--- Working data Enclosed Below ---

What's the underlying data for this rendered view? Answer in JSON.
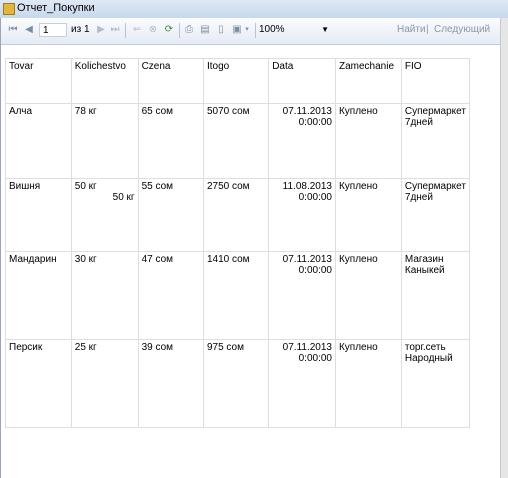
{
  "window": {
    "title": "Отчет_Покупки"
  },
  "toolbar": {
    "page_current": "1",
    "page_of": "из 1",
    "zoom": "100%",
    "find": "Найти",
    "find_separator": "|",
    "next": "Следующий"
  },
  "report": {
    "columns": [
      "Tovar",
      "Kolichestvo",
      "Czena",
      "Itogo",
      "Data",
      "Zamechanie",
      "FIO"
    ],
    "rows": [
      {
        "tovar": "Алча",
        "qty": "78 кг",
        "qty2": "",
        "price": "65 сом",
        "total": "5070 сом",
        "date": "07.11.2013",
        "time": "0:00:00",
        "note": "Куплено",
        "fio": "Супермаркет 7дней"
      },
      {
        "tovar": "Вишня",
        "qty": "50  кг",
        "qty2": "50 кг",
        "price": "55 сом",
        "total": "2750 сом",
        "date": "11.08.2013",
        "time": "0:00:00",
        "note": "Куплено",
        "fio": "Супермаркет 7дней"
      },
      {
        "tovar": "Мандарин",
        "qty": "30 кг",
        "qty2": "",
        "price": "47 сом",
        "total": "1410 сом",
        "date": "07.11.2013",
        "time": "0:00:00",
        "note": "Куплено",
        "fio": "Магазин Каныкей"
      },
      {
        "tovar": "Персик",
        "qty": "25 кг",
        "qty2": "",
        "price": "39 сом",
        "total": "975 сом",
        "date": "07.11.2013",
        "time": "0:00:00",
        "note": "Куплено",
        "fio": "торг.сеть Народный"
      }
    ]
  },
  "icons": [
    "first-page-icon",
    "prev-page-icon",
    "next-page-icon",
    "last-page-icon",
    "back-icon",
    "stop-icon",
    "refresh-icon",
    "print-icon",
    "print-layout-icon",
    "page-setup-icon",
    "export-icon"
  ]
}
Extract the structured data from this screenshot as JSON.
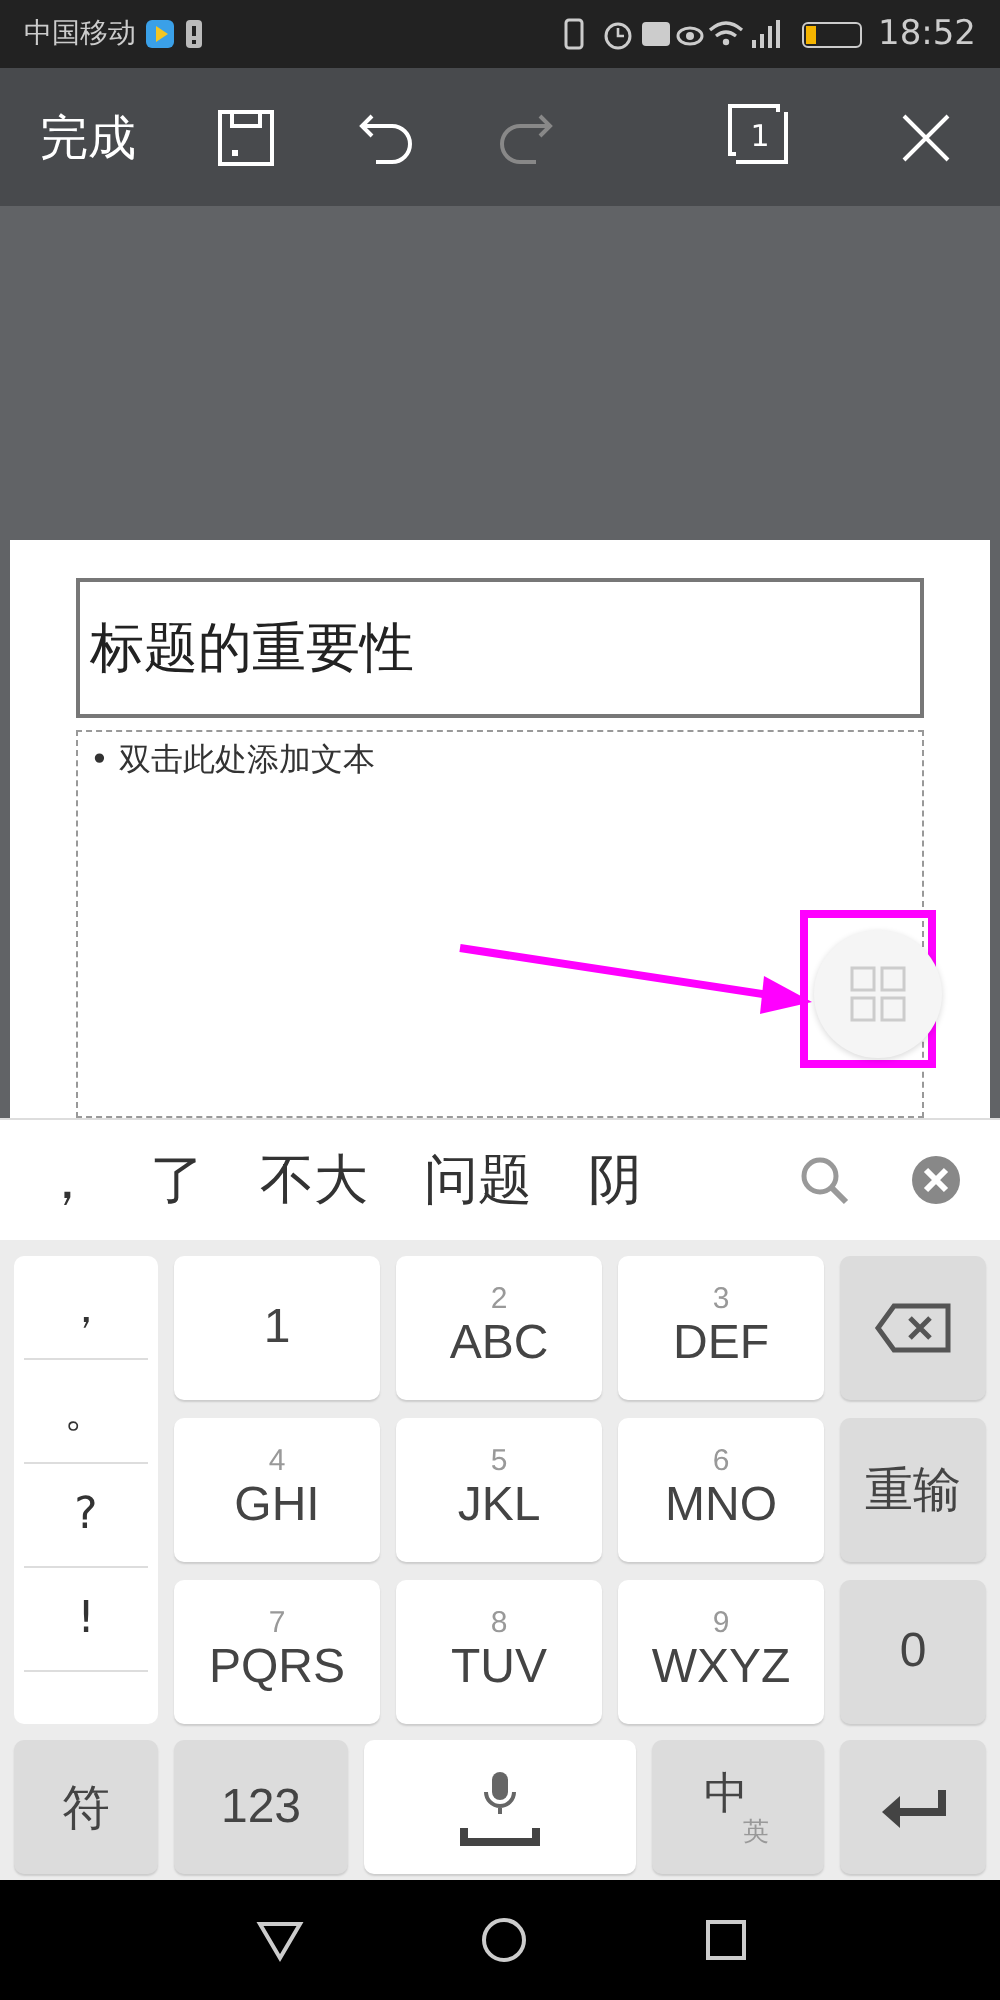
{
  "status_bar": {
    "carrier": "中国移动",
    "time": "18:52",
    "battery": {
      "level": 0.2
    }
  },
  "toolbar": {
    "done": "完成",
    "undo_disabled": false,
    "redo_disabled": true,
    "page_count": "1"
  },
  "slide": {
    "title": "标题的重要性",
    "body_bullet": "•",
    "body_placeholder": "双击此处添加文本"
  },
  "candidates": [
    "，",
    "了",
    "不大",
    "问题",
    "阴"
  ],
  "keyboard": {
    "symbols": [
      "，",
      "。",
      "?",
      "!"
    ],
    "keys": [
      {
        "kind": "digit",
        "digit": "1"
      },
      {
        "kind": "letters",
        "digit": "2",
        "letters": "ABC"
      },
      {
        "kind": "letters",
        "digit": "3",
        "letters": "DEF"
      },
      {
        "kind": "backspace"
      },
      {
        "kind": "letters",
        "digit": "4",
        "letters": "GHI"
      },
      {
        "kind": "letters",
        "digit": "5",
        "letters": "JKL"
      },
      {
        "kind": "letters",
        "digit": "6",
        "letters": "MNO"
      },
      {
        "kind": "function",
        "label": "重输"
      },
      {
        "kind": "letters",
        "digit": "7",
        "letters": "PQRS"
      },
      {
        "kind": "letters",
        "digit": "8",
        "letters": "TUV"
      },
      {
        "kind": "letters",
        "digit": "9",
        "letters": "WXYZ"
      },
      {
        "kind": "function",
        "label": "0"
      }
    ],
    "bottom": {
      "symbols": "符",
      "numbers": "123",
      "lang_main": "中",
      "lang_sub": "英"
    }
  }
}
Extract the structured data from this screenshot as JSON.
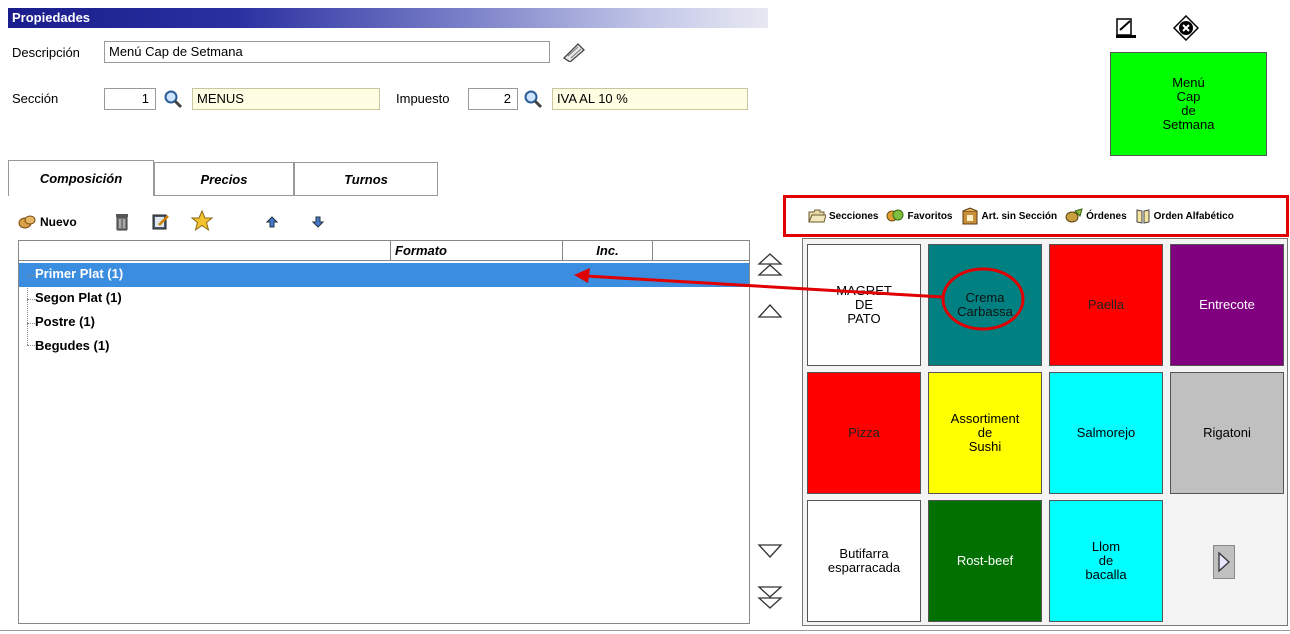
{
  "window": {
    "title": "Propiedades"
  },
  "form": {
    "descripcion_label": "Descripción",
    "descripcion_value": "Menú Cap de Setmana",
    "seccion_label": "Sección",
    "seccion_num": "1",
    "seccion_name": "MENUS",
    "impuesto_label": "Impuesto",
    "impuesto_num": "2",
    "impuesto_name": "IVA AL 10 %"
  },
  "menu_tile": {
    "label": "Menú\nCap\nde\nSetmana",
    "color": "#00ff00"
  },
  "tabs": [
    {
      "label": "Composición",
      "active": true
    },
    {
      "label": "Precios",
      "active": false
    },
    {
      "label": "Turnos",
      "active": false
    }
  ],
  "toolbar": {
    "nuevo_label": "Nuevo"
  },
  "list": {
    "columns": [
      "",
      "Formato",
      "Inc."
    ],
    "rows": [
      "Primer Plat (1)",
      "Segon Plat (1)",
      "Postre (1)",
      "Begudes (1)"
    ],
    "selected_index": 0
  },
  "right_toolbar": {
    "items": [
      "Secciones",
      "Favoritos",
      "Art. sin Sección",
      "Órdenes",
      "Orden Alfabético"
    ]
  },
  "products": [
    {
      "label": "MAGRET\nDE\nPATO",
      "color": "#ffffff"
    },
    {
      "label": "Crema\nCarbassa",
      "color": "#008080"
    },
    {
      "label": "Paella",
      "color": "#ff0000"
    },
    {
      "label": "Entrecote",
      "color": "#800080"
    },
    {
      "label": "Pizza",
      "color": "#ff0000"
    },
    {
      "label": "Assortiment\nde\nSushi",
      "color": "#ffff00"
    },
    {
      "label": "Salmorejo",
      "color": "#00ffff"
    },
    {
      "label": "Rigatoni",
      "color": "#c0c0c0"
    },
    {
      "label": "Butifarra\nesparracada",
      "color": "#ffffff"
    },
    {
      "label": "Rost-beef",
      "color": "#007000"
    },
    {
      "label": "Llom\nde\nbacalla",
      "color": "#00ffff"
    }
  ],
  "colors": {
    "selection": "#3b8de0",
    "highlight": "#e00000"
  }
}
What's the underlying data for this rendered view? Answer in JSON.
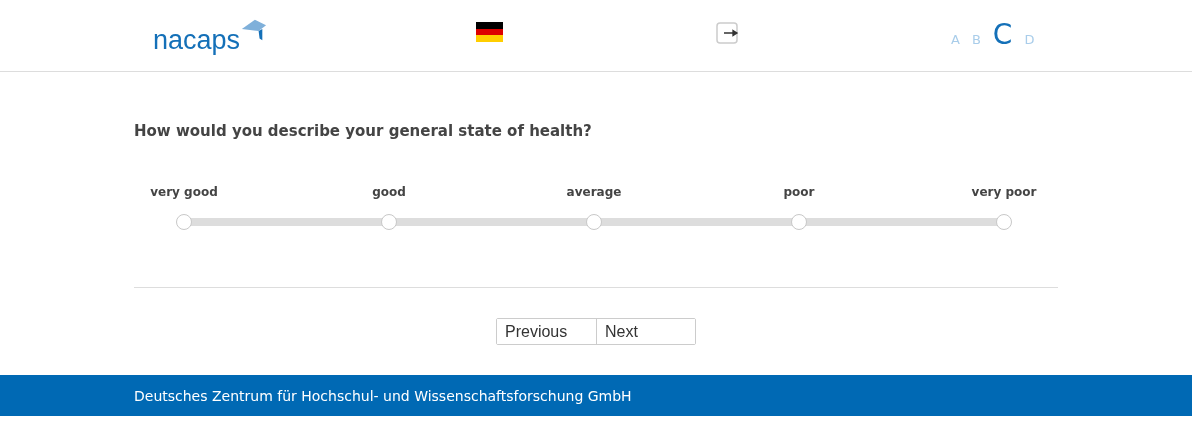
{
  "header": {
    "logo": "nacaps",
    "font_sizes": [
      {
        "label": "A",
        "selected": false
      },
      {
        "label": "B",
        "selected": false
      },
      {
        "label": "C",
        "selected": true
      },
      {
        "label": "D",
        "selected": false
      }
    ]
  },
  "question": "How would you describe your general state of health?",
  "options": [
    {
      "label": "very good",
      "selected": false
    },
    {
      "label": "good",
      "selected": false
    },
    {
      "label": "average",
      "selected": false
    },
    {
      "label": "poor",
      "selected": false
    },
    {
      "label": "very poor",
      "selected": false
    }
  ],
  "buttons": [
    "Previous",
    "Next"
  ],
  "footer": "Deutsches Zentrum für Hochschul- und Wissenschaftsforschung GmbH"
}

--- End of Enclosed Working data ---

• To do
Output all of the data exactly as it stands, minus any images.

• Result for this exercise
What's the underlying data for this rendered view? Answer in JSON.
{
  "window": {
    "title": "Отчет_Покупки"
  },
  "toolbar": {
    "page_current": "1",
    "page_of": "из 1",
    "zoom": "100%",
    "find": "Найти",
    "find_separator": "|",
    "next": "Следующий"
  },
  "report": {
    "columns": [
      "Tovar",
      "Kolichestvo",
      "Czena",
      "Itogo",
      "Data",
      "Zamechanie",
      "FIO"
    ],
    "rows": [
      {
        "tovar": "Алча",
        "qty": "78 кг",
        "qty2": "",
        "price": "65 сом",
        "total": "5070 сом",
        "date": "07.11.2013",
        "time": "0:00:00",
        "note": "Куплено",
        "fio": "Супермаркет 7дней"
      },
      {
        "tovar": "Вишня",
        "qty": "50  кг",
        "qty2": "50 кг",
        "price": "55 сом",
        "total": "2750 сом",
        "date": "11.08.2013",
        "time": "0:00:00",
        "note": "Куплено",
        "fio": "Супермаркет 7дней"
      },
      {
        "tovar": "Мандарин",
        "qty": "30 кг",
        "qty2": "",
        "price": "47 сом",
        "total": "1410 сом",
        "date": "07.11.2013",
        "time": "0:00:00",
        "note": "Куплено",
        "fio": "Магазин Каныкей"
      },
      {
        "tovar": "Персик",
        "qty": "25 кг",
        "qty2": "",
        "price": "39 сом",
        "total": "975 сом",
        "date": "07.11.2013",
        "time": "0:00:00",
        "note": "Куплено",
        "fio": "торг.сеть Народный"
      }
    ]
  },
  "icons": [
    "first-page-icon",
    "prev-page-icon",
    "next-page-icon",
    "last-page-icon",
    "back-icon",
    "stop-icon",
    "refresh-icon",
    "print-icon",
    "print-layout-icon",
    "page-setup-icon",
    "export-icon"
  ]
}
Extract the structured data from this screenshot as JSON.
{
  "status_bar": {
    "carrier": "中国移动",
    "time": "18:52",
    "battery": {
      "level": 0.2
    }
  },
  "toolbar": {
    "done": "完成",
    "undo_disabled": false,
    "redo_disabled": true,
    "page_count": "1"
  },
  "slide": {
    "title": "标题的重要性",
    "body_bullet": "•",
    "body_placeholder": "双击此处添加文本"
  },
  "candidates": [
    "，",
    "了",
    "不大",
    "问题",
    "阴"
  ],
  "keyboard": {
    "symbols": [
      "，",
      "。",
      "?",
      "!"
    ],
    "keys": [
      {
        "kind": "digit",
        "digit": "1"
      },
      {
        "kind": "letters",
        "digit": "2",
        "letters": "ABC"
      },
      {
        "kind": "letters",
        "digit": "3",
        "letters": "DEF"
      },
      {
        "kind": "backspace"
      },
      {
        "kind": "letters",
        "digit": "4",
        "letters": "GHI"
      },
      {
        "kind": "letters",
        "digit": "5",
        "letters": "JKL"
      },
      {
        "kind": "letters",
        "digit": "6",
        "letters": "MNO"
      },
      {
        "kind": "function",
        "label": "重输"
      },
      {
        "kind": "letters",
        "digit": "7",
        "letters": "PQRS"
      },
      {
        "kind": "letters",
        "digit": "8",
        "letters": "TUV"
      },
      {
        "kind": "letters",
        "digit": "9",
        "letters": "WXYZ"
      },
      {
        "kind": "function",
        "label": "0"
      }
    ],
    "bottom": {
      "symbols": "符",
      "numbers": "123",
      "lang_main": "中",
      "lang_sub": "英"
    }
  }
}
Extract the structured data from this screenshot as JSON.
{
  "window": {
    "title": "Propiedades"
  },
  "form": {
    "descripcion_label": "Descripción",
    "descripcion_value": "Menú Cap de Setmana",
    "seccion_label": "Sección",
    "seccion_num": "1",
    "seccion_name": "MENUS",
    "impuesto_label": "Impuesto",
    "impuesto_num": "2",
    "impuesto_name": "IVA AL 10 %"
  },
  "menu_tile": {
    "label": "Menú\nCap\nde\nSetmana",
    "color": "#00ff00"
  },
  "tabs": [
    {
      "label": "Composición",
      "active": true
    },
    {
      "label": "Precios",
      "active": false
    },
    {
      "label": "Turnos",
      "active": false
    }
  ],
  "toolbar": {
    "nuevo_label": "Nuevo"
  },
  "list": {
    "columns": [
      "",
      "Formato",
      "Inc."
    ],
    "rows": [
      "Primer Plat (1)",
      "Segon Plat (1)",
      "Postre (1)",
      "Begudes (1)"
    ],
    "selected_index": 0
  },
  "right_toolbar": {
    "items": [
      "Secciones",
      "Favoritos",
      "Art. sin Sección",
      "Órdenes",
      "Orden Alfabético"
    ]
  },
  "products": [
    {
      "label": "MAGRET\nDE\nPATO",
      "color": "#ffffff"
    },
    {
      "label": "Crema\nCarbassa",
      "color": "#008080"
    },
    {
      "label": "Paella",
      "color": "#ff0000"
    },
    {
      "label": "Entrecote",
      "color": "#800080"
    },
    {
      "label": "Pizza",
      "color": "#ff0000"
    },
    {
      "label": "Assortiment\nde\nSushi",
      "color": "#ffff00"
    },
    {
      "label": "Salmorejo",
      "color": "#00ffff"
    },
    {
      "label": "Rigatoni",
      "color": "#c0c0c0"
    },
    {
      "label": "Butifarra\nesparracada",
      "color": "#ffffff"
    },
    {
      "label": "Rost-beef",
      "color": "#007000"
    },
    {
      "label": "Llom\nde\nbacalla",
      "color": "#00ffff"
    }
  ],
  "colors": {
    "selection": "#3b8de0",
    "highlight": "#e00000"
  }
}
What's the underlying data for this rendered view? Answer in JSON.
{
  "header": {
    "logo": "nacaps",
    "font_sizes": [
      {
        "label": "A",
        "selected": false
      },
      {
        "label": "B",
        "selected": false
      },
      {
        "label": "C",
        "selected": true
      },
      {
        "label": "D",
        "selected": false
      }
    ]
  },
  "question": "How would you describe your general state of health?",
  "options": [
    {
      "label": "very good",
      "selected": false
    },
    {
      "label": "good",
      "selected": false
    },
    {
      "label": "average",
      "selected": false
    },
    {
      "label": "poor",
      "selected": false
    },
    {
      "label": "very poor",
      "selected": false
    }
  ],
  "buttons": [
    "Previous",
    "Next"
  ],
  "footer": "Deutsches Zentrum für Hochschul- und Wissenschaftsforschung GmbH"
}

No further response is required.